- _PROBLEM DESCRIPTION_: Using the listing below, return every line that includes "access".
Segment Start: WORKING DATA
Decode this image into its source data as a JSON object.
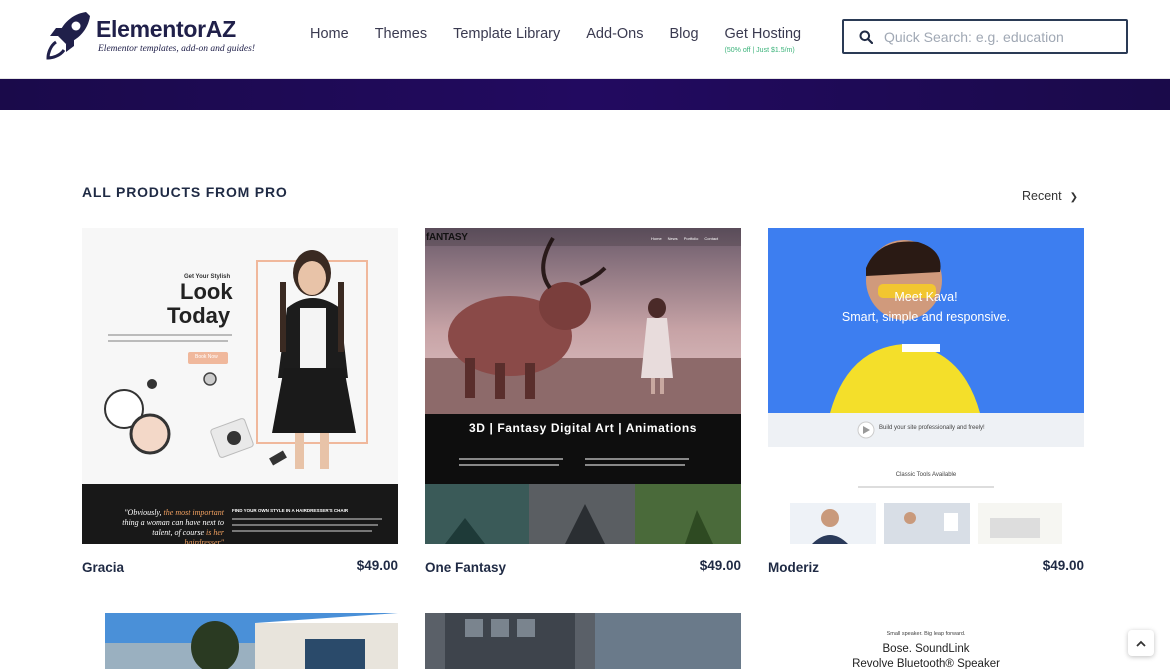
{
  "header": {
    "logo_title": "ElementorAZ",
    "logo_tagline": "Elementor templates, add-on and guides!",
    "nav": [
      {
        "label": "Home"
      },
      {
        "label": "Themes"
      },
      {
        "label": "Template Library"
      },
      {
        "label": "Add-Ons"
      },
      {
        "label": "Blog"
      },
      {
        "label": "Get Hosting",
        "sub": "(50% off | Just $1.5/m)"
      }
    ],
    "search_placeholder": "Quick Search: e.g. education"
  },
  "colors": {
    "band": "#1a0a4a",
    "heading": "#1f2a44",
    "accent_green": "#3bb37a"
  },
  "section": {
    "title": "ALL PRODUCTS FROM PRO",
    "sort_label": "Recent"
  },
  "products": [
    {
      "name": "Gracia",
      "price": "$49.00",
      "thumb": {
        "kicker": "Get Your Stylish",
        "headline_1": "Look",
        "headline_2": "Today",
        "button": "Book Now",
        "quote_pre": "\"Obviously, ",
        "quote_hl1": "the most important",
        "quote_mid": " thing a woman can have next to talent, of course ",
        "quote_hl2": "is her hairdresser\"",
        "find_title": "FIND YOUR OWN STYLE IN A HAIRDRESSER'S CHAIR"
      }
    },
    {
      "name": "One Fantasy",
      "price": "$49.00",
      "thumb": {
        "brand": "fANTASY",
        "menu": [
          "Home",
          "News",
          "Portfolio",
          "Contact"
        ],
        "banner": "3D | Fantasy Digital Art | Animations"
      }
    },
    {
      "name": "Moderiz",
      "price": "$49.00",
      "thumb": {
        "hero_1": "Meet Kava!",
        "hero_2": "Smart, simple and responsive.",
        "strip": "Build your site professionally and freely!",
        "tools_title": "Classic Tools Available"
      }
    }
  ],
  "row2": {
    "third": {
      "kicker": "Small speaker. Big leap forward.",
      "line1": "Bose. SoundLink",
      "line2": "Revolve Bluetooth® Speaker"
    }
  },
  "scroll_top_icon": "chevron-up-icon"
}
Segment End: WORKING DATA
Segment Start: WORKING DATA
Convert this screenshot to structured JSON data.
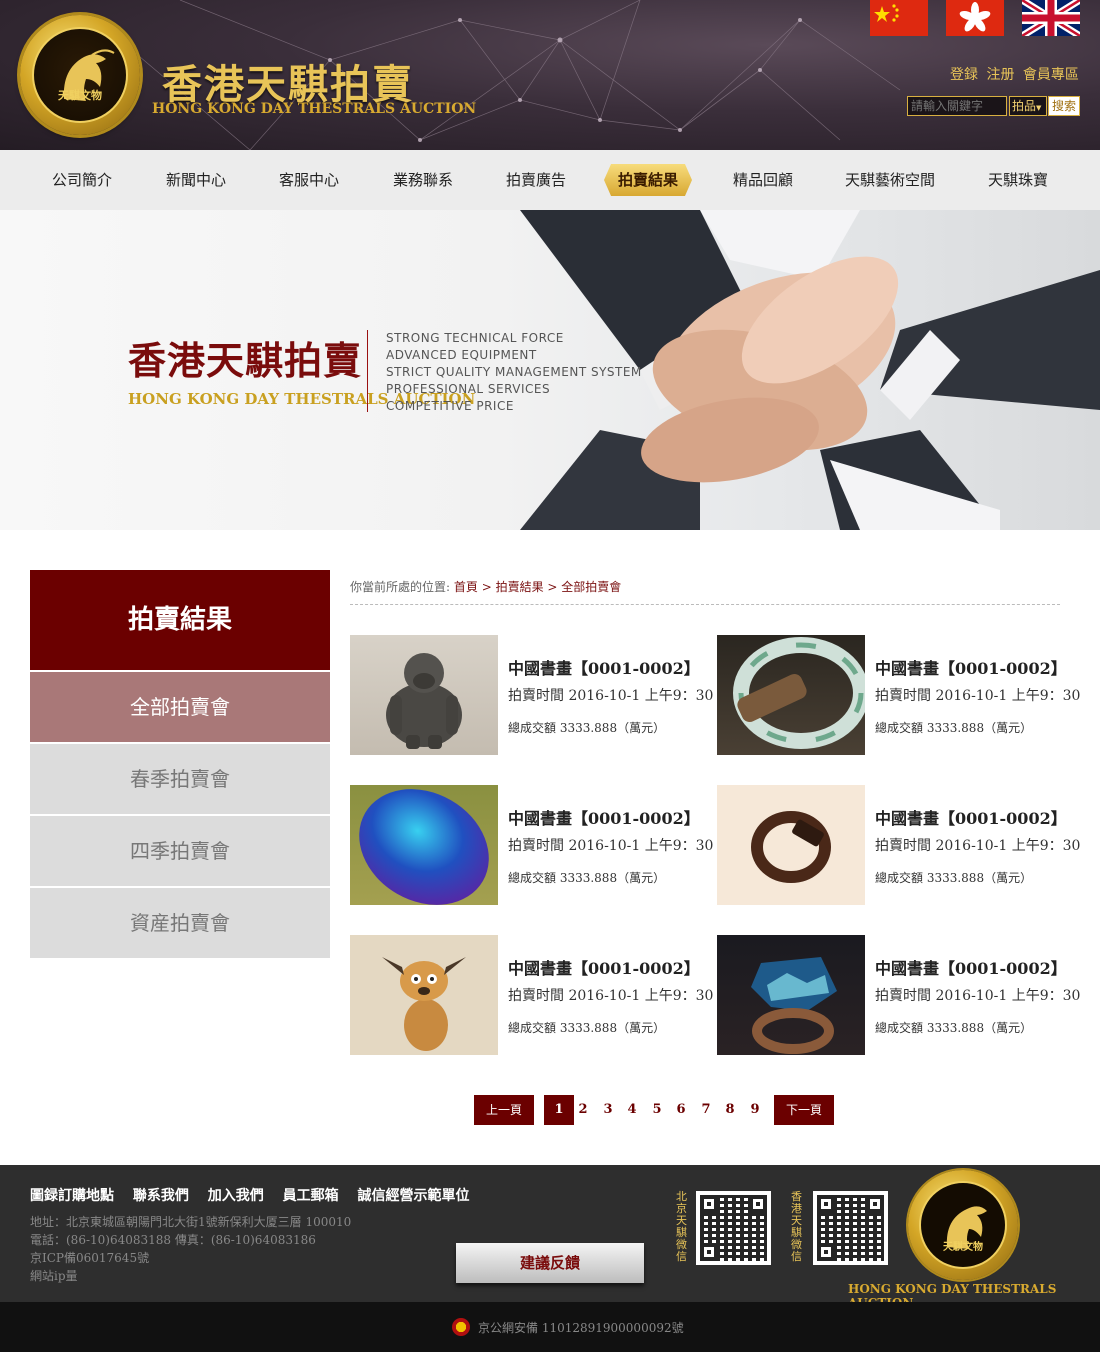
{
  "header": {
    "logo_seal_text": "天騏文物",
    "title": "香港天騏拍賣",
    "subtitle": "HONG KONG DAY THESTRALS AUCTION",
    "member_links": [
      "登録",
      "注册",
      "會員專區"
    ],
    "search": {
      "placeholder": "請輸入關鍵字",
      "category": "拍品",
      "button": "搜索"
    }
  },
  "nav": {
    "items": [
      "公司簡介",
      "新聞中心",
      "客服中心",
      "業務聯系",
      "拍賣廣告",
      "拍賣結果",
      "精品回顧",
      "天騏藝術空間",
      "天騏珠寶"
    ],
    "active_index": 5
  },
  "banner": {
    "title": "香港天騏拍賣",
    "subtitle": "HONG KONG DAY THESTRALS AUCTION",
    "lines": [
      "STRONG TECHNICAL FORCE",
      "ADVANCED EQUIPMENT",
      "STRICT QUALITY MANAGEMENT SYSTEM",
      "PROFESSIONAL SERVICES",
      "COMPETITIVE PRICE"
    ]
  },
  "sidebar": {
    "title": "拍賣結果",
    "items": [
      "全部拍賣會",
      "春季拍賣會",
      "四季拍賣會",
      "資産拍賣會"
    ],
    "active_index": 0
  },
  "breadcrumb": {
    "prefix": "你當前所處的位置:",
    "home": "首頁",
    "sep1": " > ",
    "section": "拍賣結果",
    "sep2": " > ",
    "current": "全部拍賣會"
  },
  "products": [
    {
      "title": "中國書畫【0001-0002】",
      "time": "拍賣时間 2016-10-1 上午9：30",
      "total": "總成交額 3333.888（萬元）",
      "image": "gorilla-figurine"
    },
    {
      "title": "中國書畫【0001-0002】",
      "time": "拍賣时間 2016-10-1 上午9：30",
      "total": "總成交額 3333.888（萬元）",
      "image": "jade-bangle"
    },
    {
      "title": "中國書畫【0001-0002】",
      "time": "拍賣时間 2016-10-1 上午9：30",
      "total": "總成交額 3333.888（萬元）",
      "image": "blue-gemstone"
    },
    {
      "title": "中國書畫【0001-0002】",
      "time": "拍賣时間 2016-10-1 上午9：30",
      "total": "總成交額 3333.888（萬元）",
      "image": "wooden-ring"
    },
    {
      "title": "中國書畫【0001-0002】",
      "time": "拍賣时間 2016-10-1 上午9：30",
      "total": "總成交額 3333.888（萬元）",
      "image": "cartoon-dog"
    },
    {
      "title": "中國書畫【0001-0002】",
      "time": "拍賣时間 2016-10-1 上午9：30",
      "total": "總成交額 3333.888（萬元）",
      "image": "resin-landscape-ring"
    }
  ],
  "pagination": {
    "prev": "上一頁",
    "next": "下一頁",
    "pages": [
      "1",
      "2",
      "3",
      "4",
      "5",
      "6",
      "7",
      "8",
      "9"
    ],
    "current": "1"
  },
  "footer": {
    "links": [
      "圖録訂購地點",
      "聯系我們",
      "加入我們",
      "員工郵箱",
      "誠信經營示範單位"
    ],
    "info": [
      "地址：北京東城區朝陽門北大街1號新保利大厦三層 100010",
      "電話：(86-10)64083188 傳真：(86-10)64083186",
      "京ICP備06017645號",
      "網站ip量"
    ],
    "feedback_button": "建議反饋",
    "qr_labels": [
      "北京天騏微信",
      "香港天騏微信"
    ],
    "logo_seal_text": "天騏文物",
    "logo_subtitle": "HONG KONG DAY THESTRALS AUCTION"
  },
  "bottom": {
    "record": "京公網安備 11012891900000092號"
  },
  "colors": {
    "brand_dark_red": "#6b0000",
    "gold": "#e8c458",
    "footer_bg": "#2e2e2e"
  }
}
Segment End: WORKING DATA
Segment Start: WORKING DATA
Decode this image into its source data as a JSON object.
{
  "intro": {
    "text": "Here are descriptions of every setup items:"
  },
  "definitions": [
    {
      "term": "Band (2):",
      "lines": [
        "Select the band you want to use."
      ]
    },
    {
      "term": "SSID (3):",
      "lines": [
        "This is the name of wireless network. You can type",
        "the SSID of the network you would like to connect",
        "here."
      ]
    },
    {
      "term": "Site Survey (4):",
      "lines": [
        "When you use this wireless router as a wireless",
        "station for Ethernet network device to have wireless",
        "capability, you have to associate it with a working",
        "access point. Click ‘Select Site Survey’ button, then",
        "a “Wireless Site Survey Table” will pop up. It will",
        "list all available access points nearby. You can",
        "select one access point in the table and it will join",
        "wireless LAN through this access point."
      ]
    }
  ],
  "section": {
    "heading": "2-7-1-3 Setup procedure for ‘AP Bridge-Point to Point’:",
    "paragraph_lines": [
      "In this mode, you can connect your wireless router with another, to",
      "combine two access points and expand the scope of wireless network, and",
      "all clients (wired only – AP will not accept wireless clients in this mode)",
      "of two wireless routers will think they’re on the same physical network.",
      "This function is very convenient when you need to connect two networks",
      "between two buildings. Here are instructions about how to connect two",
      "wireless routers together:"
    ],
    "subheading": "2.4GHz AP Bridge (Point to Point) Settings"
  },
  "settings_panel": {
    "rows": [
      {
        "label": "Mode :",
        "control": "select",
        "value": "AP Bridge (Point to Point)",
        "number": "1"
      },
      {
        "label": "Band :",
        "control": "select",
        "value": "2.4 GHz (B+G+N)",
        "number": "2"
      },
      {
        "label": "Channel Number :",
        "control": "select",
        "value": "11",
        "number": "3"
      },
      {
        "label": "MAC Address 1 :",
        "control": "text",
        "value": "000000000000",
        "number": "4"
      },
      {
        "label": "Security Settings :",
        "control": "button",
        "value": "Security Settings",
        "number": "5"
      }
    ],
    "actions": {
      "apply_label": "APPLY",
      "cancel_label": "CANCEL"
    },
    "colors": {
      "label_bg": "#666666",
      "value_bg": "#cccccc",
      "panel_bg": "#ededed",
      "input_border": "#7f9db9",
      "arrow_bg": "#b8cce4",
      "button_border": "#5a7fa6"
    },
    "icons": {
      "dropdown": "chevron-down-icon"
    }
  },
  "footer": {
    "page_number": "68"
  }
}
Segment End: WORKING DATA
- _TASK ANSWER_:
        "access point. Click ‘Select Site Survey’ button, then",
        "list all available access points nearby. You can",
        "select one access point in the table and it will join",
        "wireless LAN through this access point."
      "combine two access points and expand the scope of wireless network, and",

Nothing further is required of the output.